YOUR GOAL
Check each line of the material for the string "true", and copy the lines that have it.

EXERCISE INPUTS
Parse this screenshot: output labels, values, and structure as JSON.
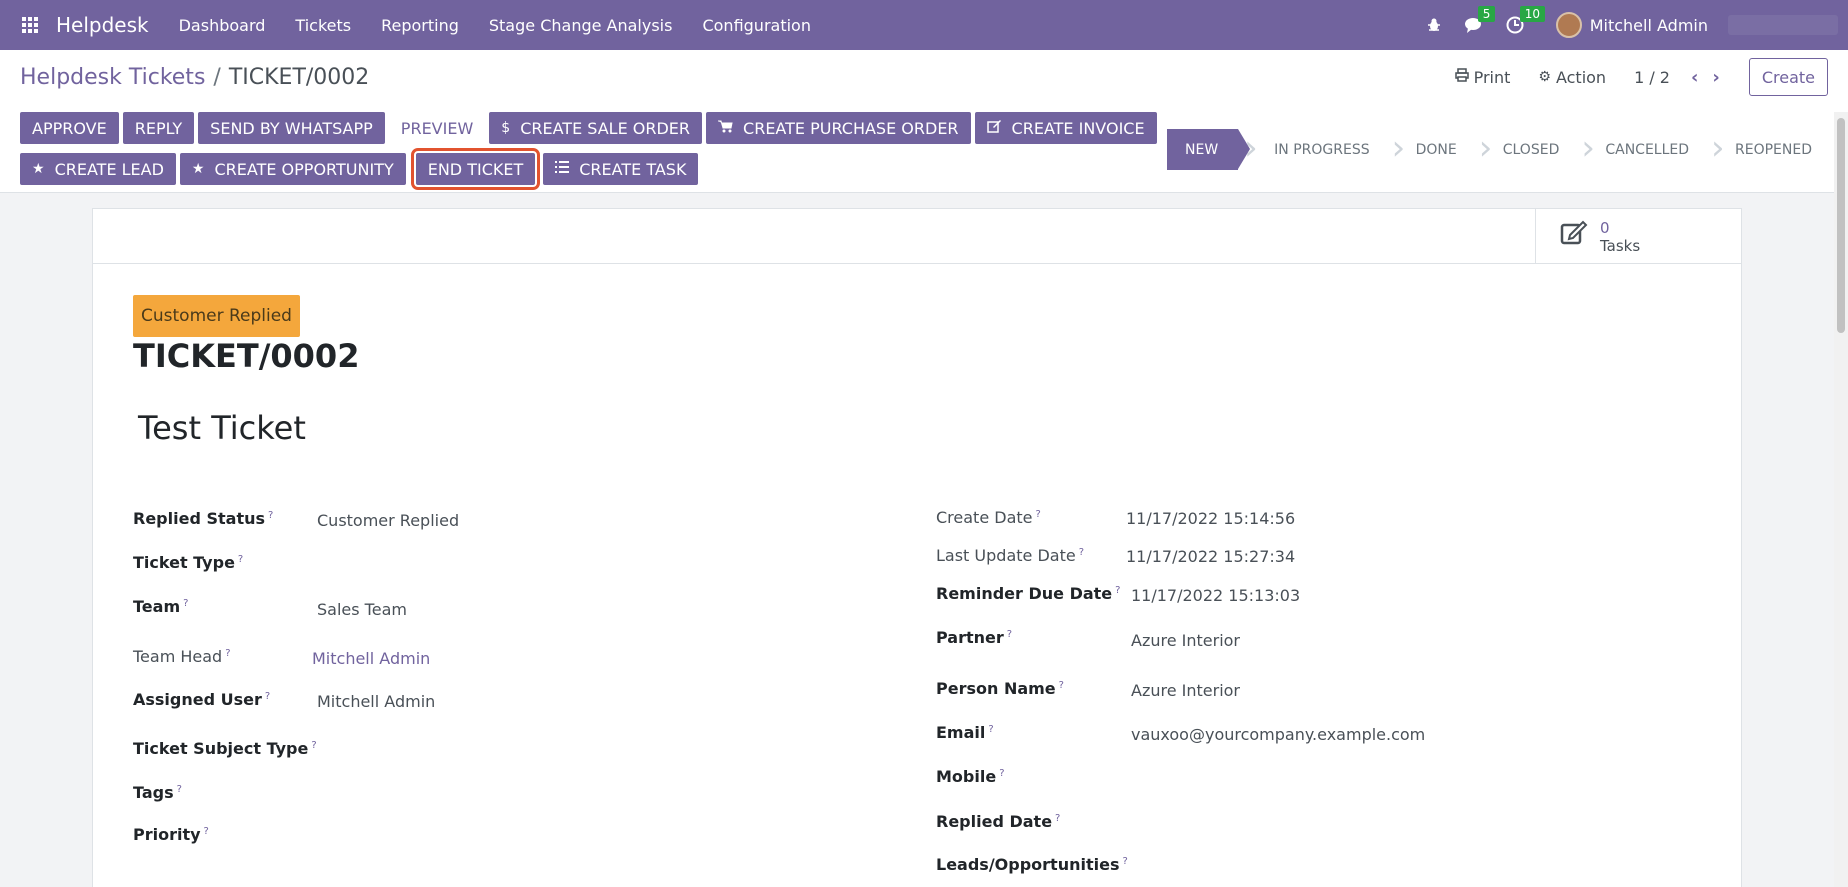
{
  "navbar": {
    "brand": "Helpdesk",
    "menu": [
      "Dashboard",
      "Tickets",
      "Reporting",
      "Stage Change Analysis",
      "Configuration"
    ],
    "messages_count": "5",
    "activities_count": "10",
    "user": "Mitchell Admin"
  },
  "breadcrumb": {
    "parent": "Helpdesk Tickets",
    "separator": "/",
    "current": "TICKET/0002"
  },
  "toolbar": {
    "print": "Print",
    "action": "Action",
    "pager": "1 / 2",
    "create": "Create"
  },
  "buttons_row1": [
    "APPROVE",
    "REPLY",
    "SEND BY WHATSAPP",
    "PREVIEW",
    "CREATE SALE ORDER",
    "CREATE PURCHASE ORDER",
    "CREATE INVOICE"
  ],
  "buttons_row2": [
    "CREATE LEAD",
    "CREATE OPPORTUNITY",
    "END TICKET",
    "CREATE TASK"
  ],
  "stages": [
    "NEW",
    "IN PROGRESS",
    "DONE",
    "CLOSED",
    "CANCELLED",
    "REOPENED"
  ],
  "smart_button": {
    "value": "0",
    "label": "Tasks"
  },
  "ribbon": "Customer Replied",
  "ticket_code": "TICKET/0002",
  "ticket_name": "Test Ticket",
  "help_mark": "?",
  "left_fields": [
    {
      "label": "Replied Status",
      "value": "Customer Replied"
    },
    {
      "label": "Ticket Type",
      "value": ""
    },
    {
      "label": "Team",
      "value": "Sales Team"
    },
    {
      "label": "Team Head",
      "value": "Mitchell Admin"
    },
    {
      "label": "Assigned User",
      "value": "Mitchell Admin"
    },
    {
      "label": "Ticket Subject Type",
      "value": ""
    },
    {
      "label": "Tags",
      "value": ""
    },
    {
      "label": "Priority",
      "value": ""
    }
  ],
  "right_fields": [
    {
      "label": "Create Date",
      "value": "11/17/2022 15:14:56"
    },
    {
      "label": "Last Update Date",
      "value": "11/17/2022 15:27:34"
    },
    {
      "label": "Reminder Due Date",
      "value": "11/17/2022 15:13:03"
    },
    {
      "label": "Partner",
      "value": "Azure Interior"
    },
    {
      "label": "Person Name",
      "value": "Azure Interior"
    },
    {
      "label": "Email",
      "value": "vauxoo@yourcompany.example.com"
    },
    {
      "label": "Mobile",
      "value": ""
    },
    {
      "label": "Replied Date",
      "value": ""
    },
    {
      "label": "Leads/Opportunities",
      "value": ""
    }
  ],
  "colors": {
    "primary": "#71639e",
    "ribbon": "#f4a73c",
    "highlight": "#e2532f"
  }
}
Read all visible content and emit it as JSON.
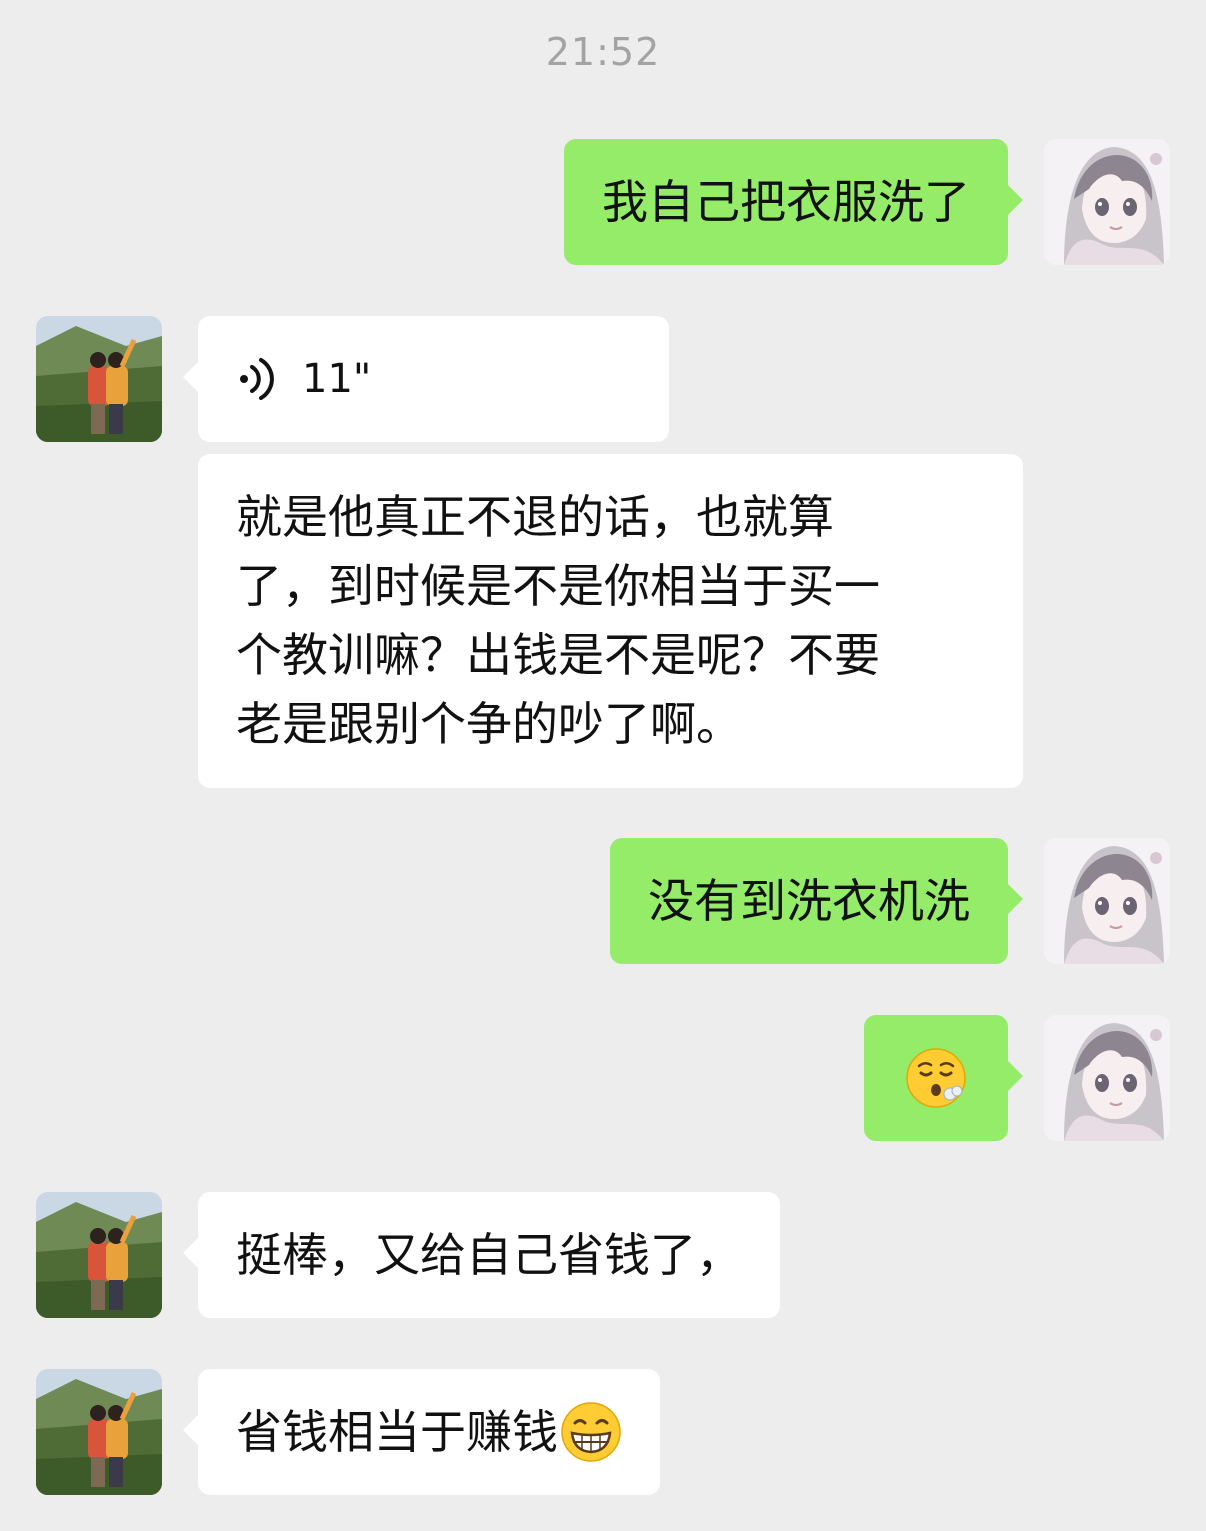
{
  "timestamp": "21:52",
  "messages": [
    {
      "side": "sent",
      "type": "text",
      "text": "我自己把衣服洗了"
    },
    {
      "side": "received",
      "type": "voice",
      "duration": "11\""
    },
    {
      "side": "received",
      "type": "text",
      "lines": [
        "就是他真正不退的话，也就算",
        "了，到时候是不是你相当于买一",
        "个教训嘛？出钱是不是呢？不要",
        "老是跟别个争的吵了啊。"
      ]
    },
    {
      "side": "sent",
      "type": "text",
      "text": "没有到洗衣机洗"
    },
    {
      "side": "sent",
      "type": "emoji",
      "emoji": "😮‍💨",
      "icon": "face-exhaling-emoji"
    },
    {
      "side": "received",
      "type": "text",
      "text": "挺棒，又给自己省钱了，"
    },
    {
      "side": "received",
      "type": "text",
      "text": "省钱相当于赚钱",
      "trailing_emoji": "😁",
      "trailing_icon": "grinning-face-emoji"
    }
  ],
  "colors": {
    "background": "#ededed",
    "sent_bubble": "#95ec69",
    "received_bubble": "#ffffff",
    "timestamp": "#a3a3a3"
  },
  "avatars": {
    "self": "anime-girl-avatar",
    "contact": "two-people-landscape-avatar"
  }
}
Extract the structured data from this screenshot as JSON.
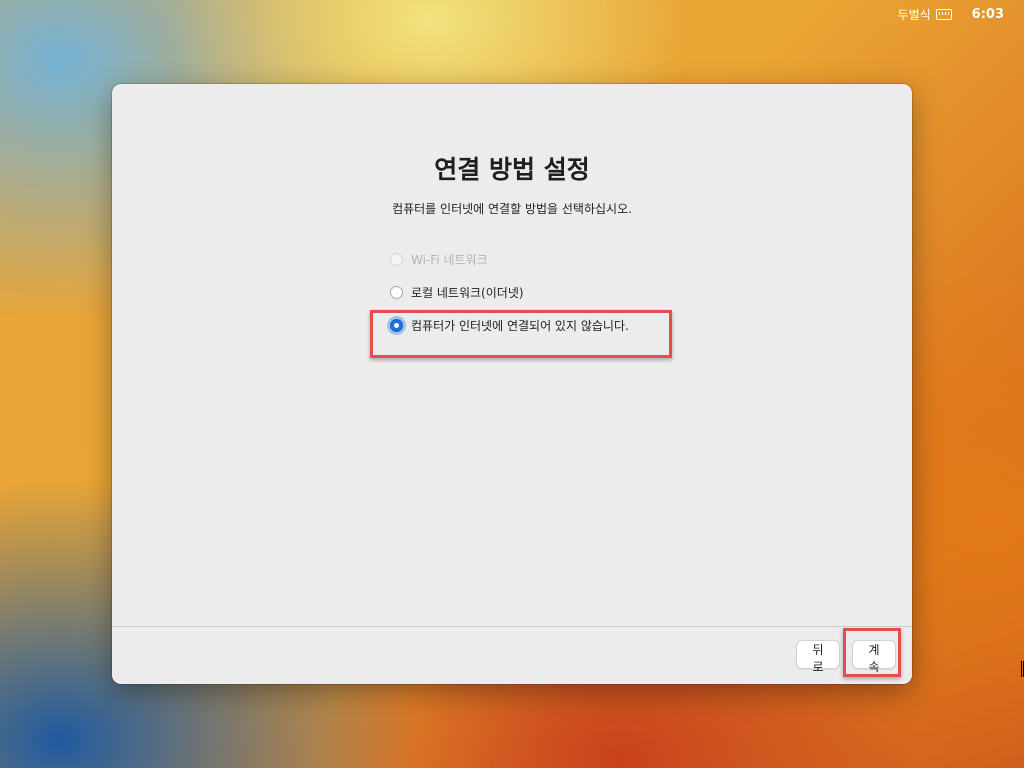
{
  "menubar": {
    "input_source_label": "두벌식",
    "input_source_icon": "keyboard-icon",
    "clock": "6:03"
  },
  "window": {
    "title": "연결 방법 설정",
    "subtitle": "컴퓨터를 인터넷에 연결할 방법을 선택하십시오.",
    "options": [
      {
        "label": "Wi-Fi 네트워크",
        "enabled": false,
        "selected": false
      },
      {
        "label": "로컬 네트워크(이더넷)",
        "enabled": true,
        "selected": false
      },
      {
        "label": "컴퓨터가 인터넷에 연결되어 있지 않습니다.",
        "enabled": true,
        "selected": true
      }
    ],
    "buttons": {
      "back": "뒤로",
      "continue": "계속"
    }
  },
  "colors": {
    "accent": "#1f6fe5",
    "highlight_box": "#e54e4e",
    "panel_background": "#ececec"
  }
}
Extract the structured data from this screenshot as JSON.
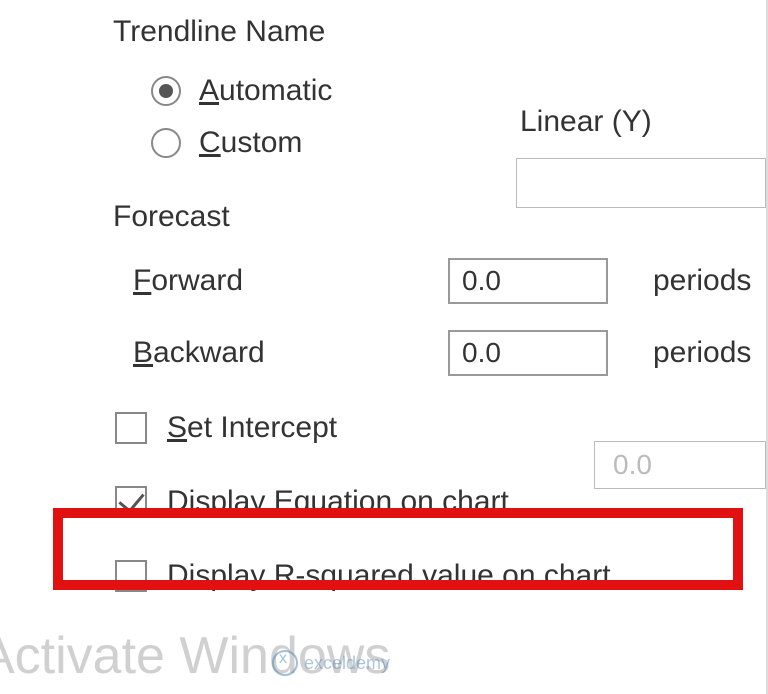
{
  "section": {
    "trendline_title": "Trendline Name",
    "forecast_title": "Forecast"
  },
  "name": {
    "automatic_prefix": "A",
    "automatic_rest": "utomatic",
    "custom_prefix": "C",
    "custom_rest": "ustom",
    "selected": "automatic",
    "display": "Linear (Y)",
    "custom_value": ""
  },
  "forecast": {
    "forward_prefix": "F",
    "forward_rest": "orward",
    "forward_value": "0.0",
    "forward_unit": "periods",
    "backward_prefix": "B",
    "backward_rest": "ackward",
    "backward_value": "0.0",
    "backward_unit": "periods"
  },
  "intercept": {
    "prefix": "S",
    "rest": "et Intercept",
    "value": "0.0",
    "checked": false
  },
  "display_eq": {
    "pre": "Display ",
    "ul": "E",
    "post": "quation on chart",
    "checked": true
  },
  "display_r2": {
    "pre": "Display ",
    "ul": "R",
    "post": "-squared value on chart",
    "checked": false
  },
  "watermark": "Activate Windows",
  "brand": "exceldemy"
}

REPLY
        "enabled": true,
        "enabled": true,
        "selected": true
    "checked": true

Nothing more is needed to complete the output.